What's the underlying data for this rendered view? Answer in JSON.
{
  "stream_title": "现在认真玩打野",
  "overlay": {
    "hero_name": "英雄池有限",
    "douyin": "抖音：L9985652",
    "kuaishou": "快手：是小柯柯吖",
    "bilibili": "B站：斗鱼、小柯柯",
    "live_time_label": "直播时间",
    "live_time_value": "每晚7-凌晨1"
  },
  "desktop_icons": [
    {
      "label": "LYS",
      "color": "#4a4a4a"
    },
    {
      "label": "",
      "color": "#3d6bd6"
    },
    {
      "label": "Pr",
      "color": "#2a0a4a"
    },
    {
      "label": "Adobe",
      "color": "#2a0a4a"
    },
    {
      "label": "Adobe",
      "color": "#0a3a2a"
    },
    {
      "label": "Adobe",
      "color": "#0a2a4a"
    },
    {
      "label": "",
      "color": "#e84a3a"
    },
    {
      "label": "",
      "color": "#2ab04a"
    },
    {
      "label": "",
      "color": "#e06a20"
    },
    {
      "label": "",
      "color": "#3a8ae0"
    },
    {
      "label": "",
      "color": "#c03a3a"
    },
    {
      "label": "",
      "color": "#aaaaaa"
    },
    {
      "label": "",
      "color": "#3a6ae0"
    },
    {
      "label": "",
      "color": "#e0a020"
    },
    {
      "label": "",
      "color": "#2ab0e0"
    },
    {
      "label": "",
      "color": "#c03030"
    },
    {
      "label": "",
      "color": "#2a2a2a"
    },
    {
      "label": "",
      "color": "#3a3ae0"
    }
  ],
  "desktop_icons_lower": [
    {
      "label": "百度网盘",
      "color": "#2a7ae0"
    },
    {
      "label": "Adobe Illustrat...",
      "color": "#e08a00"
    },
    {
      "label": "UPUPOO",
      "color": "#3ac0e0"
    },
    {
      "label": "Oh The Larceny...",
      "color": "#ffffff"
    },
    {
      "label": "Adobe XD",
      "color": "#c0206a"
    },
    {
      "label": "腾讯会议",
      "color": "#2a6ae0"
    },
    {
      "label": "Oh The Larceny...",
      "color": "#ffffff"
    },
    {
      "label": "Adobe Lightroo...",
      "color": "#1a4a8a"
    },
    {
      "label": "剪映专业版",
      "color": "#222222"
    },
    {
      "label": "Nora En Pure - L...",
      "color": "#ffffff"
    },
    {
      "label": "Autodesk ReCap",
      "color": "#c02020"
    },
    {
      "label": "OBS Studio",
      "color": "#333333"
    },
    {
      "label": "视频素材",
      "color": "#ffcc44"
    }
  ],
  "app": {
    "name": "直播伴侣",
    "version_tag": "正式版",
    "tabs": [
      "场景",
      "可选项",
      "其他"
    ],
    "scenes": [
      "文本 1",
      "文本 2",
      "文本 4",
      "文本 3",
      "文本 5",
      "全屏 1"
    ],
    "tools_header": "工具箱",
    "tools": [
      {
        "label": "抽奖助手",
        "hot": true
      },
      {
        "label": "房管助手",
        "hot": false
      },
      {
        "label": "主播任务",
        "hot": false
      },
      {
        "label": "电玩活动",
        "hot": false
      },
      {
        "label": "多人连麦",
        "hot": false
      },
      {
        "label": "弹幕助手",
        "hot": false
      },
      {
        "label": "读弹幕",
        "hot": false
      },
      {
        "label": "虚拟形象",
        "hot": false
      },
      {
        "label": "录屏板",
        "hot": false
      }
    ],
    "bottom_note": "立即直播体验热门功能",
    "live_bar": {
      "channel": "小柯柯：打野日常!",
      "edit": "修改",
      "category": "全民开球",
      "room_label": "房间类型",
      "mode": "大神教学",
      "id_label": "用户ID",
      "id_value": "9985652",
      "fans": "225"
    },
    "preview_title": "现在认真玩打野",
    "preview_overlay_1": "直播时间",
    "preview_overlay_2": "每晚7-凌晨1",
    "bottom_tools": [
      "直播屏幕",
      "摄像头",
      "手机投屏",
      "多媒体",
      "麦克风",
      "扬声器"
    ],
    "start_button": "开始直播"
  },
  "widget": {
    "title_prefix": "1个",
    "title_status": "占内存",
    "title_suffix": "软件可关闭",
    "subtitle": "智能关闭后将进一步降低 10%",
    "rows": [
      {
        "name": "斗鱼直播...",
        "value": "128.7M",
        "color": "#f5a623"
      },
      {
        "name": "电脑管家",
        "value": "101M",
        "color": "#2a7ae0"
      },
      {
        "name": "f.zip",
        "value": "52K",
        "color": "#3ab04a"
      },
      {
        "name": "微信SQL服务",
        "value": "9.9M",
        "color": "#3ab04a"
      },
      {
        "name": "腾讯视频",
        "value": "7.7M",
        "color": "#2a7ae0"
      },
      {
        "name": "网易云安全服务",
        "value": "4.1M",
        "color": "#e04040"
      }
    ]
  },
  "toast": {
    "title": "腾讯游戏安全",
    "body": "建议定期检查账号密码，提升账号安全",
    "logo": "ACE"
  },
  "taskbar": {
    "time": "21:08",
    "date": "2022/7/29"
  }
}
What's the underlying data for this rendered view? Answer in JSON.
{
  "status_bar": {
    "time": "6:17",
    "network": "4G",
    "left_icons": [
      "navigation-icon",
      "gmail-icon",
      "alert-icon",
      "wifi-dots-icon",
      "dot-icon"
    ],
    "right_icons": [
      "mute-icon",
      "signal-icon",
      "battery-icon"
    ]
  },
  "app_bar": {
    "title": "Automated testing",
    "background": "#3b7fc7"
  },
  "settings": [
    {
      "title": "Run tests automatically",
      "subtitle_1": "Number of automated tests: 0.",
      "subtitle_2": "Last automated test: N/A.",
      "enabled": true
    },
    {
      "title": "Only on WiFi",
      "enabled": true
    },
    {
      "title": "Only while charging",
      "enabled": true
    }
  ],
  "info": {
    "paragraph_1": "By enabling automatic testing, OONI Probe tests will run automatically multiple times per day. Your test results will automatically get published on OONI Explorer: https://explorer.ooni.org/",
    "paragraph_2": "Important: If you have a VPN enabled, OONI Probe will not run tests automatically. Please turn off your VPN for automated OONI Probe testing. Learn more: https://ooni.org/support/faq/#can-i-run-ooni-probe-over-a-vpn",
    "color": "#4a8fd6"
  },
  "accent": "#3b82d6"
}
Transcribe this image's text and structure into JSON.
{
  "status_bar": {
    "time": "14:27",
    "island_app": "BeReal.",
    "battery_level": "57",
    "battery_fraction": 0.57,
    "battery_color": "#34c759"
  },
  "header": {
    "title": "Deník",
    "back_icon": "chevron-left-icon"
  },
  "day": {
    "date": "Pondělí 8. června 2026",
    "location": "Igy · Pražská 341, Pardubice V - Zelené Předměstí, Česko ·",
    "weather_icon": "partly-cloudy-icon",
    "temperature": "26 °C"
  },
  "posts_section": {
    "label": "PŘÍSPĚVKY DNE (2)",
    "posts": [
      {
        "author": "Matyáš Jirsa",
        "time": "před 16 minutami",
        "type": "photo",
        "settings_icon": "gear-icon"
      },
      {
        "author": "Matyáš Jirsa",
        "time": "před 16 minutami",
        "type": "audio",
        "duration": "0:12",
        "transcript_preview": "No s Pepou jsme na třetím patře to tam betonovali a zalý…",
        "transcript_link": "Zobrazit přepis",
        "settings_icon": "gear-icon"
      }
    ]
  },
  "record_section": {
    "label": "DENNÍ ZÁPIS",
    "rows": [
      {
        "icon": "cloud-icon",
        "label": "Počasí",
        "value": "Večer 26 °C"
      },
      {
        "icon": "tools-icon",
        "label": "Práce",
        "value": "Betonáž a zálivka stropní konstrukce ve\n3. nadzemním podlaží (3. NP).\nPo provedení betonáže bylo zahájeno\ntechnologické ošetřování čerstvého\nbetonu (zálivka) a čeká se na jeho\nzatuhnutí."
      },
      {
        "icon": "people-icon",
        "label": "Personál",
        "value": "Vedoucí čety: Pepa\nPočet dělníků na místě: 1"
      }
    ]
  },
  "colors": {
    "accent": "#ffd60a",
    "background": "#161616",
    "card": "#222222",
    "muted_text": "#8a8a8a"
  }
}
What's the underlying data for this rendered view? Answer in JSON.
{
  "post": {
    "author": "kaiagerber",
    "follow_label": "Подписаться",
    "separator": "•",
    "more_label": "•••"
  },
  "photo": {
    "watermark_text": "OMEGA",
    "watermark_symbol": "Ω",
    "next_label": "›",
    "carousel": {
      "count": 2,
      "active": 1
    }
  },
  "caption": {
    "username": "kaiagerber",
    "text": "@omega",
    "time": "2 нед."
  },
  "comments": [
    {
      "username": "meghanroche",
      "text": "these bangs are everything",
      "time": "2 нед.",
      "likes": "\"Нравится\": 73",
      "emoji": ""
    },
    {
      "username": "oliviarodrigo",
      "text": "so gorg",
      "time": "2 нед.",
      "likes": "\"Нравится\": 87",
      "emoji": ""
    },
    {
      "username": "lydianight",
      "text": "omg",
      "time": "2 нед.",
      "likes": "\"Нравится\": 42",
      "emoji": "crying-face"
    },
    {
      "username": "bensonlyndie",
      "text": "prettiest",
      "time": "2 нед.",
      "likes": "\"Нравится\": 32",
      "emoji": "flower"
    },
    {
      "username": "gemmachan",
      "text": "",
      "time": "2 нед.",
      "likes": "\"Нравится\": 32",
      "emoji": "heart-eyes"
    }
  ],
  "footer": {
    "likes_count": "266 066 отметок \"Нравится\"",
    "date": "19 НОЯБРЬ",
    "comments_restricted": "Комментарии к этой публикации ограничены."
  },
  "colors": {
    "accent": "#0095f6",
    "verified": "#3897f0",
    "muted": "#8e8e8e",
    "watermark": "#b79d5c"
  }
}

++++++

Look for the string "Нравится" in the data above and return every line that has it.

§ **FINISHED TASK**
      "likes": "\"Нравится\": 73",
      "likes": "\"Нравится\": 87",
      "likes": "\"Нравится\": 42",
      "likes": "\"Нравится\": 32",
      "likes": "\"Нравится\": 32",
    "likes_count": "266 066 отметок \"Нравится\"",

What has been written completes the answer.